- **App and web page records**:
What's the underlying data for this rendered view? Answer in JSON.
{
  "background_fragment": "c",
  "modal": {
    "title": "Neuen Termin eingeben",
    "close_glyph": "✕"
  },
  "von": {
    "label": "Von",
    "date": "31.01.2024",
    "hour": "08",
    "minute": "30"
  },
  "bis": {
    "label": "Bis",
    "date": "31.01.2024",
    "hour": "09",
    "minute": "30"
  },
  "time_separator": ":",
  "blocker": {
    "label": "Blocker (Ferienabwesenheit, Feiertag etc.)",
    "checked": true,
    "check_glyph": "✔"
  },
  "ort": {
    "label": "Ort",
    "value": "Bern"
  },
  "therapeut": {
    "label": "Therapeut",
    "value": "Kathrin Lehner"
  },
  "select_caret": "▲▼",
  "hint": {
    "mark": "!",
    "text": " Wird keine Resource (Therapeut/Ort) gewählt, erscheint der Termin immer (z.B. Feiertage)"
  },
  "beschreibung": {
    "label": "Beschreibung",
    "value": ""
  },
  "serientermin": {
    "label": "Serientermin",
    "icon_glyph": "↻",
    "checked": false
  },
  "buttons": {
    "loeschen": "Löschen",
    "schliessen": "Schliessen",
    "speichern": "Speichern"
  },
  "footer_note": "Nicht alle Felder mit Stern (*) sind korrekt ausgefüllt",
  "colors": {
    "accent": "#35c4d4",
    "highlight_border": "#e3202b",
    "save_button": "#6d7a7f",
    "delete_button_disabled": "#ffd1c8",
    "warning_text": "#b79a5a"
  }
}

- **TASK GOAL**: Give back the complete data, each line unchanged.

- **OUTPUT OF THE TASK**:
What's the underlying data for this rendered view? Answer in JSON.
{
  "background_fragment": "c",
  "modal": {
    "title": "Neuen Termin eingeben",
    "close_glyph": "✕"
  },
  "von": {
    "label": "Von",
    "date": "31.01.2024",
    "hour": "08",
    "minute": "30"
  },
  "bis": {
    "label": "Bis",
    "date": "31.01.2024",
    "hour": "09",
    "minute": "30"
  },
  "time_separator": ":",
  "blocker": {
    "label": "Blocker (Ferienabwesenheit, Feiertag etc.)",
    "checked": true,
    "check_glyph": "✔"
  },
  "ort": {
    "label": "Ort",
    "value": "Bern"
  },
  "therapeut": {
    "label": "Therapeut",
    "value": "Kathrin Lehner"
  },
  "select_caret": "▲▼",
  "hint": {
    "mark": "!",
    "text": " Wird keine Resource (Therapeut/Ort) gewählt, erscheint der Termin immer (z.B. Feiertage)"
  },
  "beschreibung": {
    "label": "Beschreibung",
    "value": ""
  },
  "serientermin": {
    "label": "Serientermin",
    "icon_glyph": "↻",
    "checked": false
  },
  "buttons": {
    "loeschen": "Löschen",
    "schliessen": "Schliessen",
    "speichern": "Speichern"
  },
  "footer_note": "Nicht alle Felder mit Stern (*) sind korrekt ausgefüllt",
  "colors": {
    "accent": "#35c4d4",
    "highlight_border": "#e3202b",
    "save_button": "#6d7a7f",
    "delete_button_disabled": "#ffd1c8",
    "warning_text": "#b79a5a"
  }
}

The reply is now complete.